• DATA FOR THE TASK
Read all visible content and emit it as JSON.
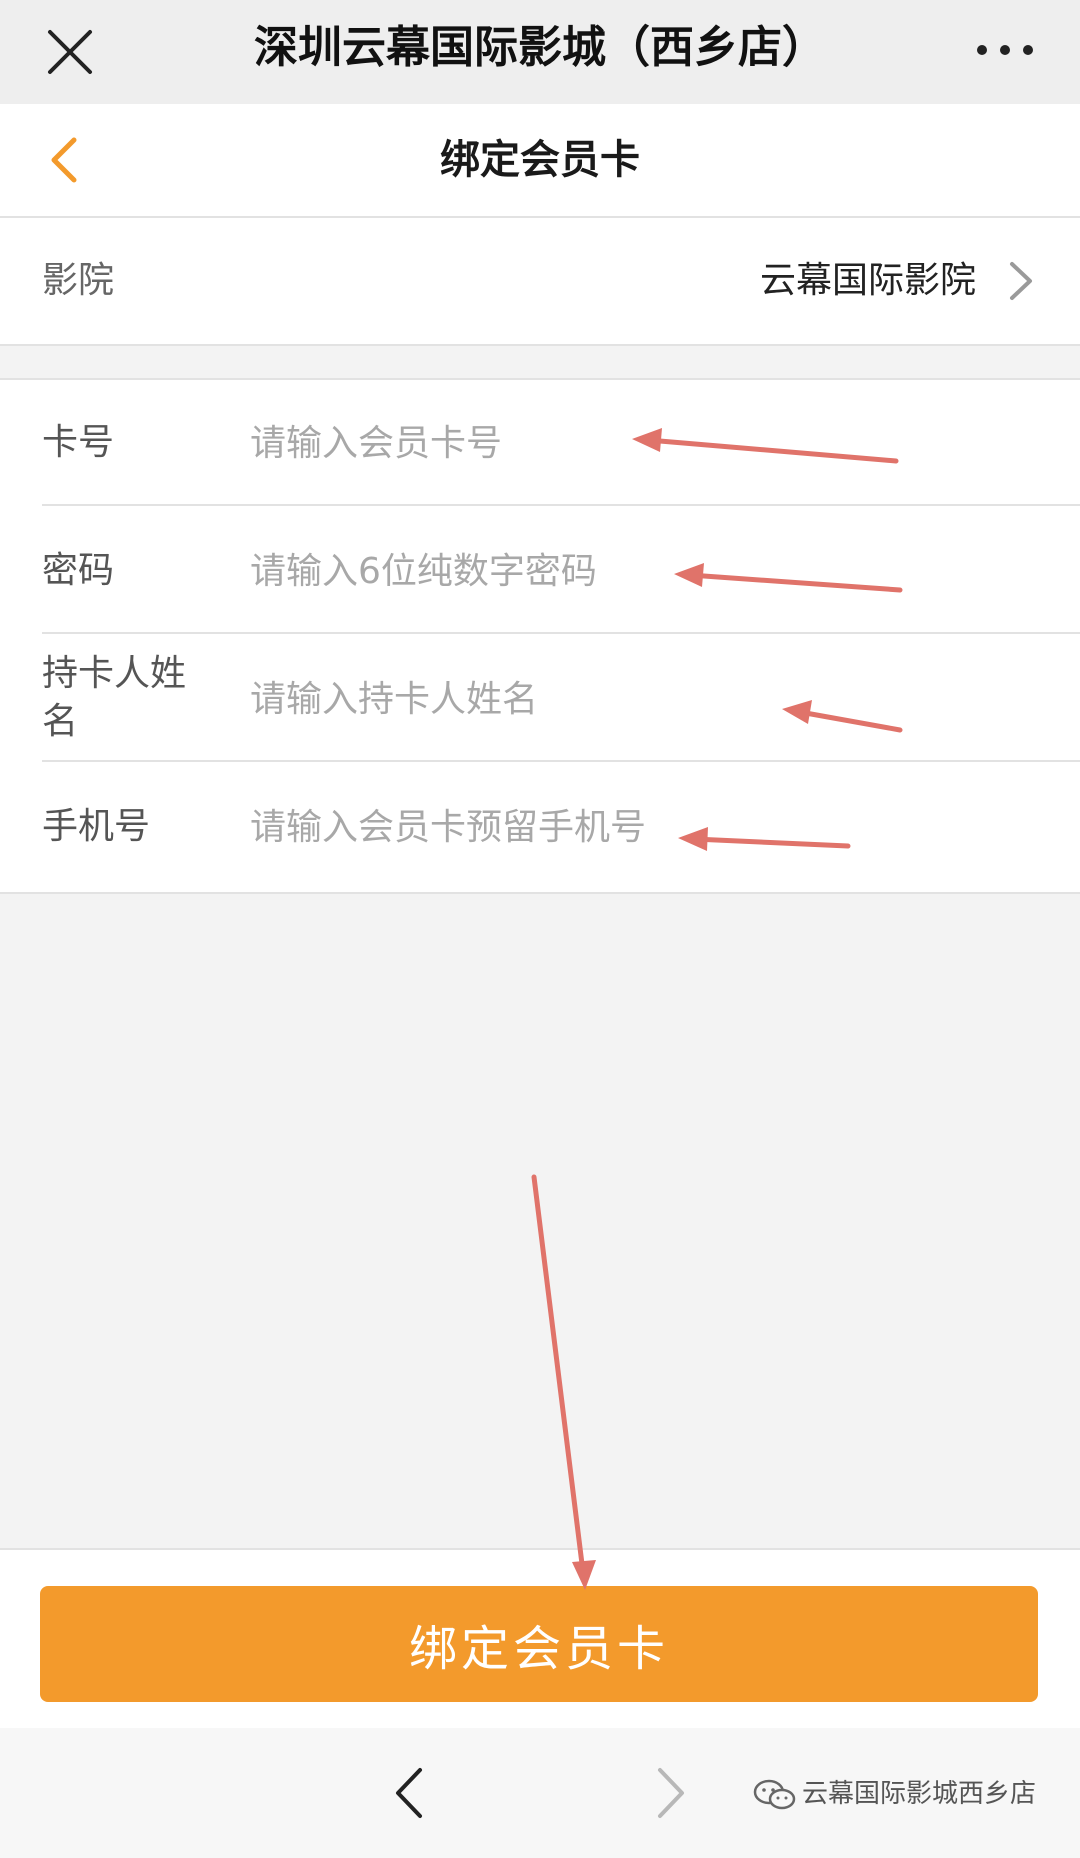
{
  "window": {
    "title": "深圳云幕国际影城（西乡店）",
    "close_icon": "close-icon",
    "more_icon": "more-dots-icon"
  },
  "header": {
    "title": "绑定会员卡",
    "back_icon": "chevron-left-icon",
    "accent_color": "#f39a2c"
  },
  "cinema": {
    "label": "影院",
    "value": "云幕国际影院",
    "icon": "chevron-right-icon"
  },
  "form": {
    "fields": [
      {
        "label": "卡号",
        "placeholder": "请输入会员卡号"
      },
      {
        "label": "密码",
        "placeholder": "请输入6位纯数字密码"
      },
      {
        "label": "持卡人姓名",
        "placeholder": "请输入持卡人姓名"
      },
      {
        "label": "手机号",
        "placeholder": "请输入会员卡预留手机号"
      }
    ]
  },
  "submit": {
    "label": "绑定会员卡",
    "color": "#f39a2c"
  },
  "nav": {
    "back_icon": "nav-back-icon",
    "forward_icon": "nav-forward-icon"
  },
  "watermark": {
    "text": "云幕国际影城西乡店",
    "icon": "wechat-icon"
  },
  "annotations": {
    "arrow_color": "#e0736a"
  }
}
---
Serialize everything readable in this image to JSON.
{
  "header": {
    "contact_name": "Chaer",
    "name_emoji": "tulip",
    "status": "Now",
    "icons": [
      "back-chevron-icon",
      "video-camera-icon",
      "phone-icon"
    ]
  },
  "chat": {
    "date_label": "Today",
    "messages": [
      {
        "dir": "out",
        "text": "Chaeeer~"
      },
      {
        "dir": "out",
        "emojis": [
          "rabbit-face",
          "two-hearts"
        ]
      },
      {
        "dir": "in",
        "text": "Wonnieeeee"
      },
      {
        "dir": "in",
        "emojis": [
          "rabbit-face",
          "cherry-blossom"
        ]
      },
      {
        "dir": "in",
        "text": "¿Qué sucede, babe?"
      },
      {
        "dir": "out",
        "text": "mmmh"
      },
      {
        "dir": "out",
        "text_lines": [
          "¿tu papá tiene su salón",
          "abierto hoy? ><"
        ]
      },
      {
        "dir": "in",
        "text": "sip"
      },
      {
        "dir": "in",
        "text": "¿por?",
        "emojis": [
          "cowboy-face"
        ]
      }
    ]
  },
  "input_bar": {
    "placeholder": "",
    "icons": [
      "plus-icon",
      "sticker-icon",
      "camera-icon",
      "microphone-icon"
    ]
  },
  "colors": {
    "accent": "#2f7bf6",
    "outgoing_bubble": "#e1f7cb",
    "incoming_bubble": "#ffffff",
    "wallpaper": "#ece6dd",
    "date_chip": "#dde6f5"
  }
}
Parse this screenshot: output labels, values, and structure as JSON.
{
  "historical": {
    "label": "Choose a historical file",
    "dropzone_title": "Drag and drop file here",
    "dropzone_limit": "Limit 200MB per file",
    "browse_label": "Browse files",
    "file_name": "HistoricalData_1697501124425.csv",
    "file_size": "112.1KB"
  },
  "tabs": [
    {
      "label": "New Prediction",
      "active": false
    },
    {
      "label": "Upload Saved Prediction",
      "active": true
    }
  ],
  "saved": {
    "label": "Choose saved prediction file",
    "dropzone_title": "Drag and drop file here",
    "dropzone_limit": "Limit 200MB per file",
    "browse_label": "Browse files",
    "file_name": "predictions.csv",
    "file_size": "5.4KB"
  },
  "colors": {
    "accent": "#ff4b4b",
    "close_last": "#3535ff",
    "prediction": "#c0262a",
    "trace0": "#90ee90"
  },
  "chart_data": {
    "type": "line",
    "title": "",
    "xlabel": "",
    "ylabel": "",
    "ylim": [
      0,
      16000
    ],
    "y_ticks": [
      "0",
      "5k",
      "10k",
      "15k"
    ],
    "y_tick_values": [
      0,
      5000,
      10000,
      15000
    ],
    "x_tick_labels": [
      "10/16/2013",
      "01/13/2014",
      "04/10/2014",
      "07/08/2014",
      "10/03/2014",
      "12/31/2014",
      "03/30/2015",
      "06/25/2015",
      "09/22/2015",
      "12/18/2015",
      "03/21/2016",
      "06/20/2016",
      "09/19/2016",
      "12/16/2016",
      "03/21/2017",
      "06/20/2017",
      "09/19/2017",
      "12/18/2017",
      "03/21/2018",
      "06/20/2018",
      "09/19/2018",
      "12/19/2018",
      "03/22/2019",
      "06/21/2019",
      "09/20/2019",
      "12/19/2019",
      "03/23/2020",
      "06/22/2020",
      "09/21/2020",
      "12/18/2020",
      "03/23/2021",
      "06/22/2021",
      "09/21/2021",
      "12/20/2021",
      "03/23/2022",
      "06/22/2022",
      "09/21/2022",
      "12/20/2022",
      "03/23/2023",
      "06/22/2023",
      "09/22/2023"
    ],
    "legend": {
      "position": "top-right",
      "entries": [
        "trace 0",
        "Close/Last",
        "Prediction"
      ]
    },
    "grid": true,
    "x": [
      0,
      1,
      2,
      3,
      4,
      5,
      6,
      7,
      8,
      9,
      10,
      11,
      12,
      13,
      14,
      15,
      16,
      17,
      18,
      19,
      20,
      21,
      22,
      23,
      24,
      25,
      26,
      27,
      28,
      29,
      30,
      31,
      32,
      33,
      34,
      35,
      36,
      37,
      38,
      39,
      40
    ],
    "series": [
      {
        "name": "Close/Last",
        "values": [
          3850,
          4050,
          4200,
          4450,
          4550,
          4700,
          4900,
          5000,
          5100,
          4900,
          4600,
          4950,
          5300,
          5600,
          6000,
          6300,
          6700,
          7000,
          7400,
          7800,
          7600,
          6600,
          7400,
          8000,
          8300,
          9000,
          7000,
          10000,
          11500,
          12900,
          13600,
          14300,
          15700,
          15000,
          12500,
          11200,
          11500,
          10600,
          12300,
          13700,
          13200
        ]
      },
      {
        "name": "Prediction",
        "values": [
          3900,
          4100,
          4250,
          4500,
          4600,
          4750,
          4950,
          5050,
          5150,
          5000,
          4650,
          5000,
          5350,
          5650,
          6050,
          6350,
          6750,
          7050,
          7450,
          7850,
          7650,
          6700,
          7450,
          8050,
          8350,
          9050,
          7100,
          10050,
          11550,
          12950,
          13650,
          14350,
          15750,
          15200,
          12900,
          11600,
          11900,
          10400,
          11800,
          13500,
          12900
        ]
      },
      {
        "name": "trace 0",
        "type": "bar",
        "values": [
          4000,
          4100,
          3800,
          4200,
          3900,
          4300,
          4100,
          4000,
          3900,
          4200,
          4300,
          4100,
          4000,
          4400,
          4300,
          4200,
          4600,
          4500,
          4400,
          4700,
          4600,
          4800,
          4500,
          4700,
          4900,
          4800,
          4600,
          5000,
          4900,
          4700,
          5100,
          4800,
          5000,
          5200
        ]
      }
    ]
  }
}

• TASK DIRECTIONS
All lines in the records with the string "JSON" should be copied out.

• EXPECTED ANSWER
Read all visible content and emit it as JSON.
Serialize everything readable in this image to JSON.
Parse this screenshot: output labels, values, and structure as JSON.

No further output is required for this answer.